--- PROBLEM DESCRIPTION ---
Identify all lines of the data containing the string "JSON" and copy them.
┌─ DATA
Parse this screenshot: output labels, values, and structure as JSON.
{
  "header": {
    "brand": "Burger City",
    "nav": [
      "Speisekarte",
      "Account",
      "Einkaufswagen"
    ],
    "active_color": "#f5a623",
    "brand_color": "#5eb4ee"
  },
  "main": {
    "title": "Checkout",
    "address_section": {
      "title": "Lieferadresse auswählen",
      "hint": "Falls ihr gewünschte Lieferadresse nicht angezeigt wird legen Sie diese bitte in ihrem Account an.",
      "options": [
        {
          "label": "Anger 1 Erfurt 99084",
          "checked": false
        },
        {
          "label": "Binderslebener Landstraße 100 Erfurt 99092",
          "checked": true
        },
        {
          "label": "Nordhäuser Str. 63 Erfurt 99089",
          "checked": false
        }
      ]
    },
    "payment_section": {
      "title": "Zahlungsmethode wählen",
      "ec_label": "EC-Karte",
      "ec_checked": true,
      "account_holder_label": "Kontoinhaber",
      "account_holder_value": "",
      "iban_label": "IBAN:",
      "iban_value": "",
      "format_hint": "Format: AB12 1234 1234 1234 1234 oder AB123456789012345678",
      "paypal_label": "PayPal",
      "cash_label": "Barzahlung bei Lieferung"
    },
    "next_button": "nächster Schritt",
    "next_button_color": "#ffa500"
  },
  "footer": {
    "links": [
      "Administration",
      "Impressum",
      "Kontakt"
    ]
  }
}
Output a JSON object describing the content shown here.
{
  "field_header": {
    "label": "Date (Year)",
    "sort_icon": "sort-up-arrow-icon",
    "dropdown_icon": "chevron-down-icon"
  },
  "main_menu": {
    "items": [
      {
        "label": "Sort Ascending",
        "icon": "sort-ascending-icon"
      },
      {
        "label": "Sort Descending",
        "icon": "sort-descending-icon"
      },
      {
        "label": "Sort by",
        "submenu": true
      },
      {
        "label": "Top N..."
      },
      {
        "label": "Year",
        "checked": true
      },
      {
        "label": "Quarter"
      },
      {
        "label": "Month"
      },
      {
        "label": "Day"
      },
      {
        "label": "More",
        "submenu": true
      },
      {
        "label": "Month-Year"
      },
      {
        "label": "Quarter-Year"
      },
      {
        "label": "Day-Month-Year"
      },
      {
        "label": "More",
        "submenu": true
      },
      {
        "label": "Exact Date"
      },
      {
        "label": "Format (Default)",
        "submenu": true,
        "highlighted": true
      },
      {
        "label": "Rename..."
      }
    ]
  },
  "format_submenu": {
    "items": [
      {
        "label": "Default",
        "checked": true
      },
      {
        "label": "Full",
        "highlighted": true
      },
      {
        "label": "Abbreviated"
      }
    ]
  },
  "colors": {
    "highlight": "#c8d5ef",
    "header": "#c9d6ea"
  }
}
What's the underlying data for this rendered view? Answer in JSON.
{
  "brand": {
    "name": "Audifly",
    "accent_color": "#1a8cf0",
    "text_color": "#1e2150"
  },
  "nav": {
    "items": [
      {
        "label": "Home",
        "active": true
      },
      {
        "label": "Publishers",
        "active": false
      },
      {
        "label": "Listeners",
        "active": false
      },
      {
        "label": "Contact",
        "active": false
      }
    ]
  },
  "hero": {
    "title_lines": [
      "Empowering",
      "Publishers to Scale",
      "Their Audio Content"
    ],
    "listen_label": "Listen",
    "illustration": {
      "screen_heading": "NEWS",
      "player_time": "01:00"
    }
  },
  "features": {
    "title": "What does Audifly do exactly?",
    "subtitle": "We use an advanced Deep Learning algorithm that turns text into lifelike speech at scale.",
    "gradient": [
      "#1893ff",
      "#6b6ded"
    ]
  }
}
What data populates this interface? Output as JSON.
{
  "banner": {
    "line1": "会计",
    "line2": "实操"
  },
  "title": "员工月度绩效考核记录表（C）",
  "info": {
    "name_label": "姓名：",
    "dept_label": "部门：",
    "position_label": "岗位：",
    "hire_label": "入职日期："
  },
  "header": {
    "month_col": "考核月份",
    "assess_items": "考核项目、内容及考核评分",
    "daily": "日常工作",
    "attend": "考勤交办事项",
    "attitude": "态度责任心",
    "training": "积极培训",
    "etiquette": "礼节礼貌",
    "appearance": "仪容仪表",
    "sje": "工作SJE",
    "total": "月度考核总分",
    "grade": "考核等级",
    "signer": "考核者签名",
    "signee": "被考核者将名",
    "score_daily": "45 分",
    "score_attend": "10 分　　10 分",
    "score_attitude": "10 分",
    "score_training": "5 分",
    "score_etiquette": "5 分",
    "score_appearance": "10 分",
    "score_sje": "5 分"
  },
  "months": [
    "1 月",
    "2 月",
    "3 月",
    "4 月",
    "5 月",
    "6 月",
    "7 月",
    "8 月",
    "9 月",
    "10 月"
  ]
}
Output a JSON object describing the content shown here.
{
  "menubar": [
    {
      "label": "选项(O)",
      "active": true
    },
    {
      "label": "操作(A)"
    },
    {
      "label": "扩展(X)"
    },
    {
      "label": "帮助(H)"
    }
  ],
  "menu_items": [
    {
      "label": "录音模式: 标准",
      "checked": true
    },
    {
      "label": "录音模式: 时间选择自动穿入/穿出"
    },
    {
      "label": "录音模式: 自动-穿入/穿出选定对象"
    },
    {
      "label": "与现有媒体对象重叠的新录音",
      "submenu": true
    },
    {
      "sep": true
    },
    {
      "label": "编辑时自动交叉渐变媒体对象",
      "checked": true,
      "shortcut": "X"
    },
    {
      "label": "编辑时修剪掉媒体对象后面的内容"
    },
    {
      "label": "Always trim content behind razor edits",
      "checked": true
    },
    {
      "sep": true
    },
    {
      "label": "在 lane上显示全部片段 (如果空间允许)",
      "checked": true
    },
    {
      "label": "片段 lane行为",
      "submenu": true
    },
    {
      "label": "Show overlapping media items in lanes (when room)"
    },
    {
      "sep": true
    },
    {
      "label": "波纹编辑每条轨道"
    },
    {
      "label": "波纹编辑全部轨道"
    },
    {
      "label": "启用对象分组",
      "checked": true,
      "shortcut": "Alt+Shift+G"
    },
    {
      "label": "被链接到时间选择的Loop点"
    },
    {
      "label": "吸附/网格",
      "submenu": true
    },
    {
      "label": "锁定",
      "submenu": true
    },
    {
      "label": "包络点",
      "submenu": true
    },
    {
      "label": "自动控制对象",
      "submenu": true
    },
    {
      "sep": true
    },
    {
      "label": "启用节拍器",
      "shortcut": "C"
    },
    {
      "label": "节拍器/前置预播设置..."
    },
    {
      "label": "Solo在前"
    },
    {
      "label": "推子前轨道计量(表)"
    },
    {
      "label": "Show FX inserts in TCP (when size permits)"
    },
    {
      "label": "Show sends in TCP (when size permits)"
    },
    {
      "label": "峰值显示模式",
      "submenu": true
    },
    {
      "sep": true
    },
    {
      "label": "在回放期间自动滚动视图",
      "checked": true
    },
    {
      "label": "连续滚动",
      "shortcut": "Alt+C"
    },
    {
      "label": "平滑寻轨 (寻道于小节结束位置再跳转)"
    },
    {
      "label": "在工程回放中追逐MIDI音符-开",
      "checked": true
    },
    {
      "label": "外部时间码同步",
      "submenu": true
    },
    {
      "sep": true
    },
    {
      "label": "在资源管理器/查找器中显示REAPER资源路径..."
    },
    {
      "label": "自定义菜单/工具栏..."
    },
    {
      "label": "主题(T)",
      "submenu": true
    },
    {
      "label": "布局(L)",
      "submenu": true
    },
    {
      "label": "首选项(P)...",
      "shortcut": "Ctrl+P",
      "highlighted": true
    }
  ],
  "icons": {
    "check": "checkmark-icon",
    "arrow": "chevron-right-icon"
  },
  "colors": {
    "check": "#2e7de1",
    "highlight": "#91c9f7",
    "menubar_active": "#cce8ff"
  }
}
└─
--- TASK ANSWER ---
Parse this screenshot: output labels, values, and structure as JSON.
Output a JSON object describing the content shown here.
What's the underlying data for this rendered view? Answer in JSON.
What data populates this interface? Output as JSON.
Output a JSON object describing the content shown here.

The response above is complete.